It is easy to simply say the building was poorly constructed. How and why is harder to understand, given the confusion and and buck-passing surrounding building permits and construction regulation. How can this be prevented in future? Continue reading »
Last week’s tragedy at a nine-storey factory complex in Bangladesh has sparked a long-overdue debate on outsourcing to low-wage workers in precarious conditions and what action multinationals should take.
Coincidentally, it is in the aftermath of the Rana Plaza disaster that the Walt Disney Company, the world’s largest licensor, has stopped production of goods under its brand name in Bangladesh. Continue reading »
By Ifty Islam of Asian Tiger Capital Partners
The collapse of Rana Plaza, the eight-storey building housing garment factories in Savar, near Dhaka, the capital of Bangladesh, has seen more than 300 killed and over 1200 injured, with many hundreds still missing.
Coming only five months after 111 deaths in an earlier factory fire, the overwhelming sentiment in Bangladesh has gone from shock to moral outrage about the scant regard for human life among the factory owners. There have been violent protests across Dhaka by thousands of enraged garment factory workers. Continue reading »
The Samsung saga involving a toxic chemical leak at its major chipmaking factory doesn’t seem to be over yet.

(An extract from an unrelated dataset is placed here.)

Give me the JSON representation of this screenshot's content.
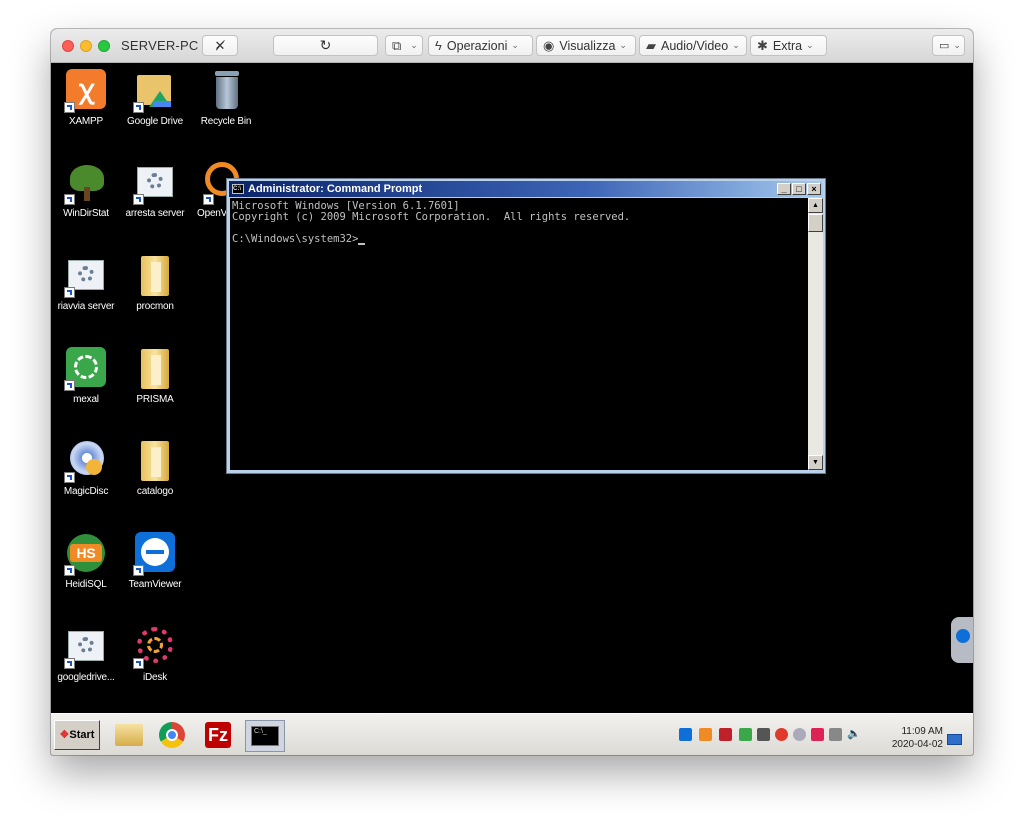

South Korea’s environment ministry said on Tuesday that it will investigate the incident to see if some hydrofluoric acid was leaked to the outside of the plant and whether Samsung’s safety facilities are well maintained to protect its workers from toxic chemicals. Continue reading »
China has gained such fame for food safety crises that Chinese consumers are normally delighted to be told that what they are eating is imported rather than local.
But on Tuesday Ikea turned the tables by announcing that the Swedish meatballs in its mainland cafeterias are safe – precisely because they are Chinese. Continue reading »
A toxic chemical leak at a Samsung plant in South Korea killed one worker and injured others, renewing concerns about safety at the technology giant.
Much like many of its manufacturing peers, the South Korean chaebol has already faced a series of accusations that it has failed to protect workers both at home in South Korea and abroad at its China factories. Continue reading »